On Monday, Google and the FIDO Alliance announced that Android has added certified support for the FIDO2 standard, meaning the vast majority of devices running Android 7 or later will now be able to handle password-less logins in mobile browsers like Chrome. Android already offered secure FIDO login options for mobile apps, where you authenticate using a phone’s fingerprint scanner or with a hardware dongle like a YubiKey. But FIDO2 support will make it possible to use these easy authentication steps for web services in a mobile browser, instead of having the tedious task of typing in your password every time you want to log in to an account. Web developers can now design their sites to interact with Android’s FIDO2 management infrastructure.
More about fido authentication…
I commend the effort for being a solution to a real & frustrating problem for many users. However biometrics aren’t really that infallible and I worry that as we increasingly rely on them for security, the probability of hackers dumping biometric data in black market sales will also increase. Once biometric data gets leaked, unlike passwords they cannot be trivially regenerated, the loss of bio-metric data is permanent.
Sometimes “fingerprint hashes” are considered as a way to mitigate biometric data leaks, however one’s actual fingerprints aren’t terribly secure to begin with. If a phone is stolen, the fingerprint to unlock it (and FIDO authentication) could easily be on the phone itself. Also the assumption that one way hashes are unbreakable doesn’t really hold given a finite search space that can be brute forced. Just as simple passwords can be reversed using moderate resources, so too can fingerprints. It wouldn’t surprise me at all for someone in the future to generate fingerprint “rainbow tables” similar to those used to quickly crack passwords. At least in terms of the Fido protocol, your fingerprint data remains on your phone and doesn’t go to the service. This means that a compromised service provider won’t be able to leak your biometrics, hashed or not. So they got that right!
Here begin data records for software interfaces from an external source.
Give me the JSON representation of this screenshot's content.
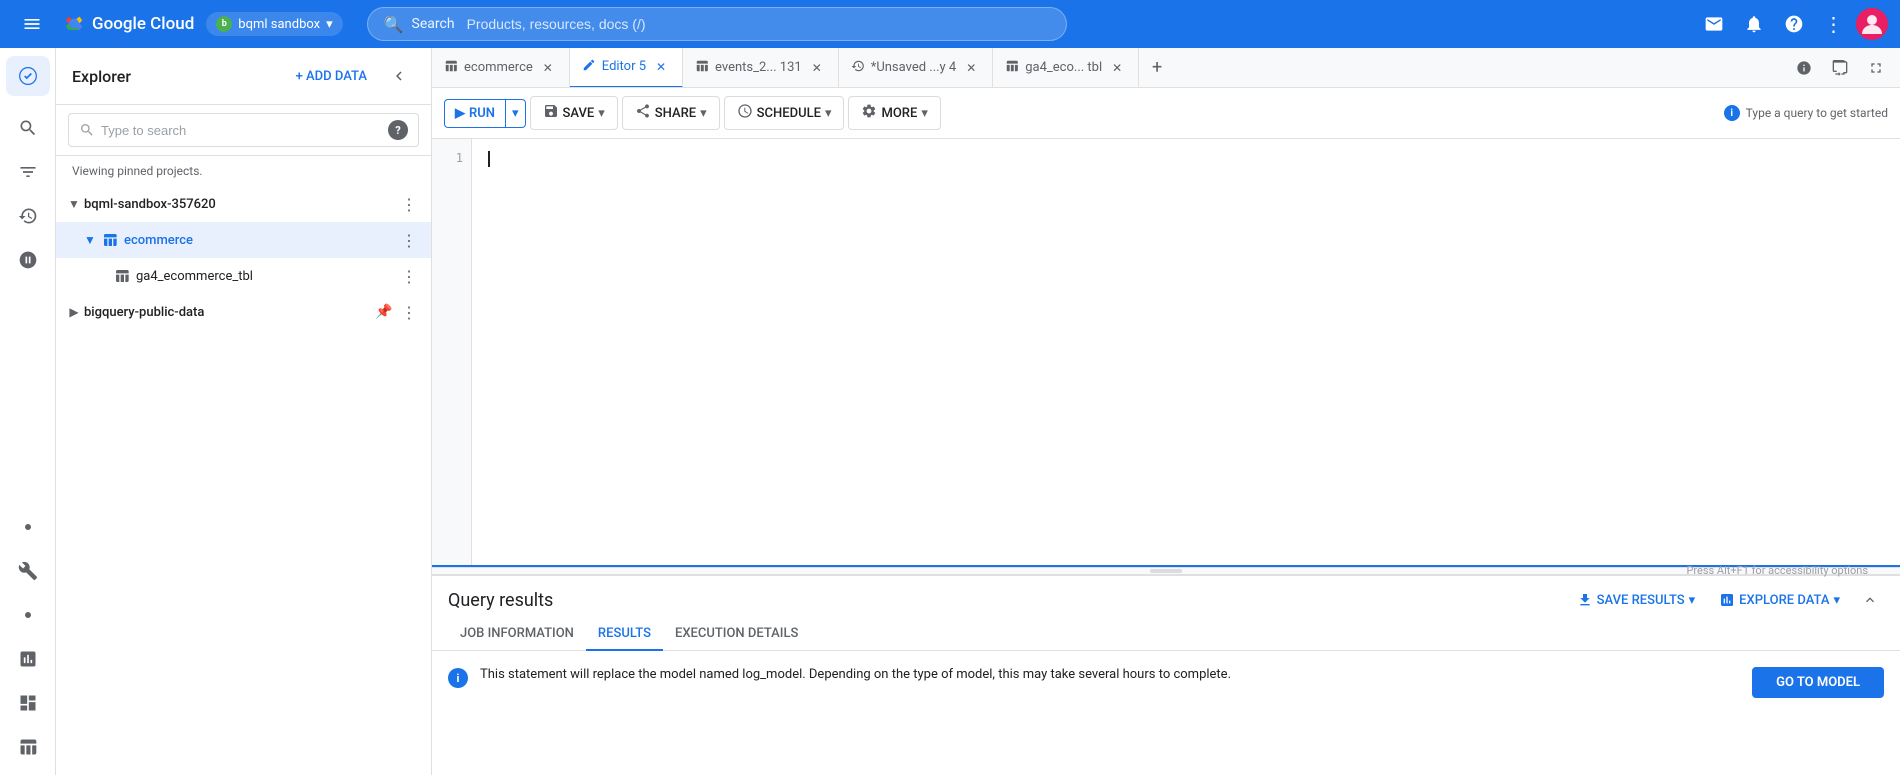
{
  "topNav": {
    "hamburger_label": "☰",
    "logo_text": "Google Cloud",
    "project_name": "bqml sandbox",
    "search_placeholder": "Products, resources, docs (/)",
    "search_label": "Search"
  },
  "explorer": {
    "title": "Explorer",
    "add_data_label": "+ ADD DATA",
    "search_placeholder": "Type to search",
    "pinned_text": "Viewing pinned projects.",
    "tree": [
      {
        "id": "bqml-sandbox",
        "label": "bqml-sandbox-357620",
        "level": 0,
        "expanded": true,
        "icon": "▼",
        "has_more": true
      },
      {
        "id": "ecommerce",
        "label": "ecommerce",
        "level": 1,
        "expanded": true,
        "icon": "▼",
        "selected": true,
        "has_more": true,
        "table_icon": true
      },
      {
        "id": "ga4_ecommerce_tbl",
        "label": "ga4_ecommerce_tbl",
        "level": 2,
        "icon": "",
        "has_more": true,
        "table_icon": true
      },
      {
        "id": "bigquery-public-data",
        "label": "bigquery-public-data",
        "level": 0,
        "expanded": false,
        "icon": "▶",
        "has_more": true,
        "pinned": true
      }
    ]
  },
  "tabs": [
    {
      "id": "ecommerce",
      "label": "ecommerce",
      "icon": "table",
      "active": false,
      "closeable": true
    },
    {
      "id": "editor5",
      "label": "Editor 5",
      "icon": "edit",
      "active": true,
      "closeable": true
    },
    {
      "id": "events2",
      "label": "events_2... 131",
      "icon": "table",
      "active": false,
      "closeable": true
    },
    {
      "id": "unsaved",
      "label": "*Unsaved ...y 4",
      "icon": "clock",
      "active": false,
      "closeable": true
    },
    {
      "id": "ga4eco",
      "label": "ga4_eco... tbl",
      "icon": "table",
      "active": false,
      "closeable": true
    }
  ],
  "toolbar": {
    "run_label": "RUN",
    "save_label": "SAVE",
    "share_label": "SHARE",
    "schedule_label": "SCHEDULE",
    "more_label": "MORE",
    "hint_text": "Type a query to get started"
  },
  "editor": {
    "line_numbers": [
      "1"
    ],
    "cursor_line": 1
  },
  "results": {
    "title": "Query results",
    "save_results_label": "SAVE RESULTS",
    "explore_data_label": "EXPLORE DATA",
    "tabs": [
      {
        "id": "job-info",
        "label": "JOB INFORMATION",
        "active": false
      },
      {
        "id": "results",
        "label": "RESULTS",
        "active": true
      },
      {
        "id": "execution",
        "label": "EXECUTION DETAILS",
        "active": false
      }
    ],
    "message": "This statement will replace the model named log_model. Depending on the type of model, this may take several hours to complete.",
    "go_to_model_label": "GO TO MODEL"
  },
  "accessibility": {
    "hint": "Press Alt+F1 for accessibility options"
  }
}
I oppose bank account security becoming overly reliant on biometrics, but it’s probably good enough for things like trivial website logins. Concerns about biometrics aside, fido authentication offers the potential to bring a new level of simplicity for identifying oneself to 3rd parties across the internet, so it seems like a good thing overall (*).
* The law of unintended consequences may mean that as a result of this simplicity, future websites may expect & require users to register & identify themselves to enter a website. Given that it’s just a swipe of the finger, many users would comply. In the event that such a trend becomes the norm, I hereby coin the term identity-wall akin to the pay-walls of today.